Miranda Popkey's first novel is about desire, disgust, motherhood, loneliness, art, pain, feminism, anger, envy, guilt. The novel is composed almost exclusively of conversations between women—the stories they tell each other, and the stories they tell themselves, about shame and love, infidelity and self-sabotage—and careens through twenty years in the life of an unnamed narrator hungry for experience and bent on upending her life.
... bedazzling, psychologically fraught ... In the abstract, Topics of Conversation is about social and sexual power, anger, envy, pain, honesty, self-delusion and female identity. In the moment, the novel is riveting, disturbing and thought-provoking. It’s a slender volume with the power of lightning.
Popkey’s sentences careen breathlessly as her halting, staccato prose mirrors the 'churning' within the narrator’s mind—the pulsing interior dialogue, the em-dash-laden reasoning back and forth with herself. Narrative agency is what interests the author, her manner of parceling out information evoking at times the fragmentary and diaristic sensibilities of Jenny Offill’s Dept. of Speculation. Her style also conjures the rambling (and occasionally solipsistic) meditations on self-definition in Sheila Heti’s How Should a Person Be?, and aspires to reproduce the rhythm of spoken communication in Linda Rosenkrantz’s 1968 novel-in-dialogue, Talk ... Popkey presents us with a shrewd record of the act of unflinchingly circling these amorphous notions of pain, desire and control, all the while quietly noting their clichéd contrivances in snarky, dark humor. I liked being inside her mind; it felt natural. She doesn’t arrive at a totalizing, liberated endpoint. The most we can do is listen to her story.
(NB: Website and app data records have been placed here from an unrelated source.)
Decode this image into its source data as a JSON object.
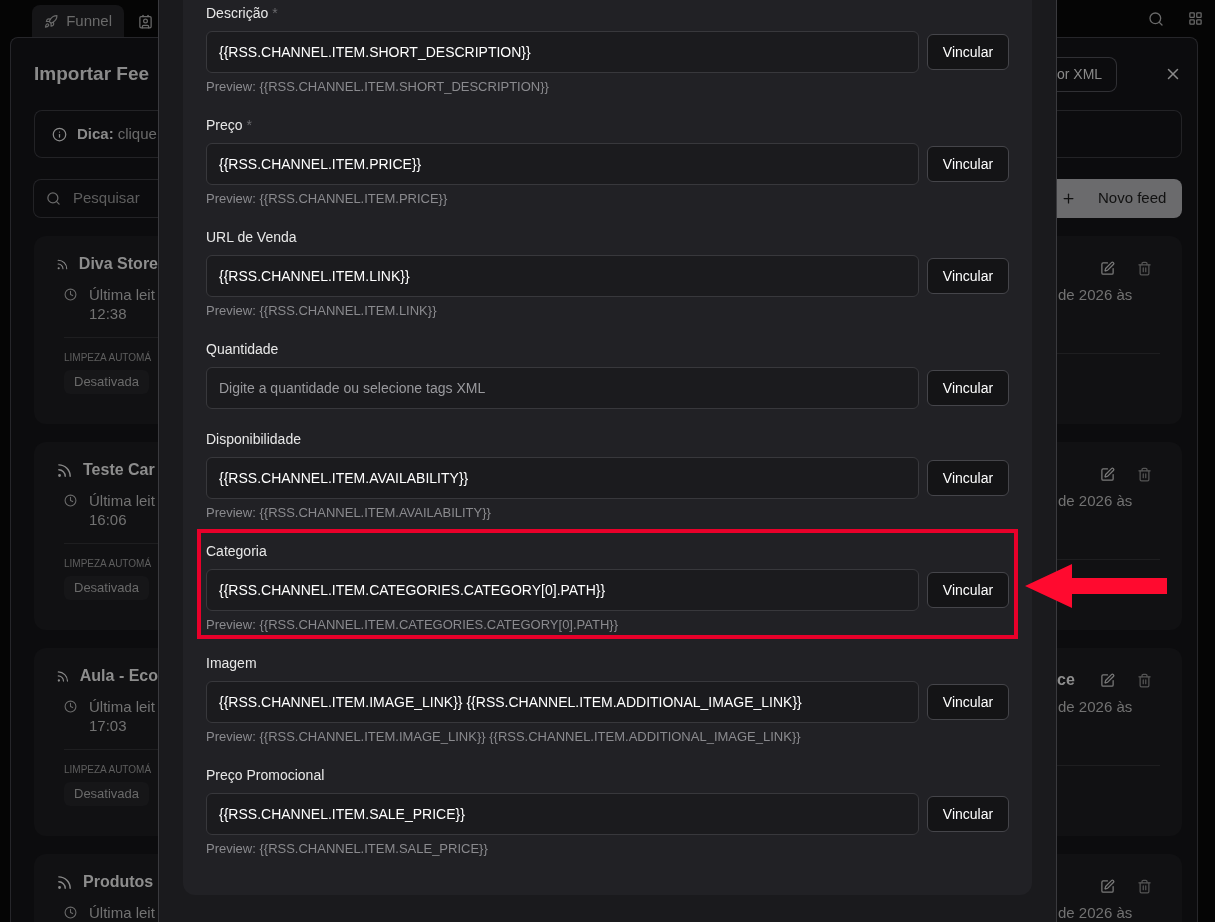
{
  "top_bar": {
    "tab": {
      "label": "Funnel"
    }
  },
  "background_panel": {
    "title": "Importar Fee",
    "tip": {
      "label": "Dica:",
      "text": "clique"
    },
    "xml_button": "or XML",
    "search": {
      "placeholder": "Pesquisar"
    },
    "new_button": "Novo feed",
    "feeds": [
      {
        "title": "Diva Store",
        "read_label": "Última leit",
        "time": "12:38",
        "date_tail": "de 2026 às",
        "cleanup": {
          "label": "LIMPEZA AUTOMÁ",
          "status": "Desativada"
        }
      },
      {
        "title": "Teste Car",
        "read_label": "Última leit",
        "time": "16:06",
        "date_tail": "de 2026 às",
        "cleanup": {
          "label": "LIMPEZA AUTOMÁ",
          "status": "Desativada"
        }
      },
      {
        "title": "Aula - Eco",
        "title_tail": "ce",
        "read_label": "Última leit",
        "time": "17:03",
        "date_tail": "de 2026 às",
        "cleanup": {
          "label": "LIMPEZA AUTOMÁ",
          "status": "Desativada"
        }
      },
      {
        "title": "Produtos",
        "read_label": "Última leit",
        "date_tail": "de 2026 às"
      }
    ]
  },
  "mapping": {
    "fields": [
      {
        "label": "Descrição",
        "marker": "*",
        "value": "{{RSS.CHANNEL.ITEM.SHORT_DESCRIPTION}}",
        "button": "Vincular",
        "preview": "Preview: {{RSS.CHANNEL.ITEM.SHORT_DESCRIPTION}}",
        "highlighted": false
      },
      {
        "label": "Preço",
        "marker": "*",
        "value": "{{RSS.CHANNEL.ITEM.PRICE}}",
        "button": "Vincular",
        "preview": "Preview: {{RSS.CHANNEL.ITEM.PRICE}}",
        "highlighted": false
      },
      {
        "label": "URL de Venda",
        "value": "{{RSS.CHANNEL.ITEM.LINK}}",
        "button": "Vincular",
        "preview": "Preview: {{RSS.CHANNEL.ITEM.LINK}}",
        "highlighted": false
      },
      {
        "label": "Quantidade",
        "placeholder": "Digite a quantidade ou selecione tags XML",
        "button": "Vincular",
        "highlighted": false
      },
      {
        "label": "Disponibilidade",
        "value": "{{RSS.CHANNEL.ITEM.AVAILABILITY}}",
        "button": "Vincular",
        "preview": "Preview: {{RSS.CHANNEL.ITEM.AVAILABILITY}}",
        "highlighted": false
      },
      {
        "label": "Categoria",
        "value": "{{RSS.CHANNEL.ITEM.CATEGORIES.CATEGORY[0].PATH}}",
        "button": "Vincular",
        "preview": "Preview: {{RSS.CHANNEL.ITEM.CATEGORIES.CATEGORY[0].PATH}}",
        "highlighted": true
      },
      {
        "label": "Imagem",
        "value": "{{RSS.CHANNEL.ITEM.IMAGE_LINK}} {{RSS.CHANNEL.ITEM.ADDITIONAL_IMAGE_LINK}}",
        "button": "Vincular",
        "preview": "Preview: {{RSS.CHANNEL.ITEM.IMAGE_LINK}} {{RSS.CHANNEL.ITEM.ADDITIONAL_IMAGE_LINK}}",
        "highlighted": false
      },
      {
        "label": "Preço Promocional",
        "value": "{{RSS.CHANNEL.ITEM.SALE_PRICE}}",
        "button": "Vincular",
        "preview": "Preview: {{RSS.CHANNEL.ITEM.SALE_PRICE}}",
        "highlighted": false
      }
    ]
  }
}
... though there is much discussion about morality and desire in this book, it asks no radical question about why women in particular should feel beholden to people who like them, love them, or desire them ... for a book that deals in the paradoxes of desire, very little is described below the waist ... It is hard to know if these stories are chosen to illustrate some essential or unsayable truth of female sexuality ... Popkey understands the intimate and seductive purposes of self-disclosure. She is alert to the moment when story turns into self-enclosure, or narcissistic display. She also knows how competitive all that can get ... The voice, so light and elusive, performs one paradox after another, until paralysis becomes the natural and desired solution ... It is almost unfair to unravel Popkey’s light and winding arguments about love and desire, turning, as they do, on various elegant reversals, except to point out that the problem is always her narrator’s problem, and no matter where she tries to go, she always lands back at her own doorstep ... [The narrator is] good company, able to turn a good sentence and to maintain a tone, which is to say a distance, from the life described.